First, he needs to have blood tests from me. Mainly they are tests for no big deal things like Hepatitis, HIV, and other infectious diseases. I think that I have most of this stuff on record from a physical I had last spring. The results from those tests were faxed to him this afternoon. Unfortunately, he will be out of town through next week. He may or may not need some additional tests. We’ll see. I’ll know in a week.
After he has all of his required tests, then I’ll need to go in for a physical exam that will include an ultrasound, an examination of my reproductive tract (doesn’t that sound like fun!) and a trial transfer. Then, M and I will have to go in for a little class on progesterone injections (twice a day, in the trunk for three weeks leading up to the transfer and throughout the first tri-mester of pregnancy.) Ouch.
The actual cycle will consist of four office visits.
Visit #1: Blood work at the beginning of the cycle (My best guess is that this will be in early May.) I will begin the progesterone injections (to help make a nice, plush uterine lining) as well as Lupron injections (to shut down my reproductive system) and I will take Estrogen supplements orally. This course of meds will help my body to prepare for a pregnancy.
Visit #2: Blood work approximately a week before the transfer (Most likely three weeks later).
Visit #3: Embryo Transfer! (I am thinking that this will most likely be early June, if I am being honest here.)
Visit #4: Pregnancy Test!
Then, it was time for my questions for him. I am mainly posting these in case I have any readers who:
a. are wondering any of the same things that I was wondering (See question #2 everyone!)
b. might be going to a similar office visit and in need a good list of questions.
My List of Questions for Dr. Big Guns
1. Will I have to go on birth control prior to this cycle? No.
2. How many embryos will be transferred? Most likely 2. We are not yet ready to make this decision (I will go into more detail about this in a future post.) We are using embryos from a donor egg cycle. They are most likely very healthy. We are not looking for a reality show out of this deal.
3. What is the cost for storing any unused embryos? (Did I mention that we adopted 22 embryos?) There is no cost. That is the way my doc rolls. Dr. D. trusts that we will responsibly use his freezer.
4. Does the doc order the meds, or do I? The nurse will help me with this.
5. Are the meds covered by insurance? Some might be, some will not be.
6. Will I be seen for my pregnancy at his hospital or will I be able to go to a doctor in my city? After the first two months of my pregnancy, I will be released to the OB of my choice.
7. Do you recommend bed rest after the transfer? No. Get back to work. Go about your normal routine. (Dangit! I was hoping for some good trashy tv time! Let’s pretend like the answer was, “Yes. Bed rest for at least three days.” Shall we?)

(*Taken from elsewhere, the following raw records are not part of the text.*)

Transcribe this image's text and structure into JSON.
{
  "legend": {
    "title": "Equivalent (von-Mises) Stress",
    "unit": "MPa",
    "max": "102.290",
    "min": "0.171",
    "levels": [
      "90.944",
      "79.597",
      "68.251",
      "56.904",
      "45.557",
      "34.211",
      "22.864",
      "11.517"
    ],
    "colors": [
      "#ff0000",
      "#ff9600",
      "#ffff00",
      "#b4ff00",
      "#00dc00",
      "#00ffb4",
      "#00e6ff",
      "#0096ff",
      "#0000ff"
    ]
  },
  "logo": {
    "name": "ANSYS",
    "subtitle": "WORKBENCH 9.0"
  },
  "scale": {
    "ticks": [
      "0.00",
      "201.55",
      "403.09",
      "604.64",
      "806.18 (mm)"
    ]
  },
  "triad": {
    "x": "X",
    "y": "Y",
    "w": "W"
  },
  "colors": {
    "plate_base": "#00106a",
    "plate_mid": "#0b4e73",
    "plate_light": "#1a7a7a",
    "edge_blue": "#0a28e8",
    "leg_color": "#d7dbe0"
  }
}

8. I’ve had a history of endometriosis. Will this effect my chances of success? No, not at all.
Believe it or not, this process is MUCH less complicated than a typical IVF cycle. We are not stimulating my ovaries which means less shots and less risk of complications. The stress if whether or not I will produce any good eggs (not bloody likely) and then viable embryos is not an issue.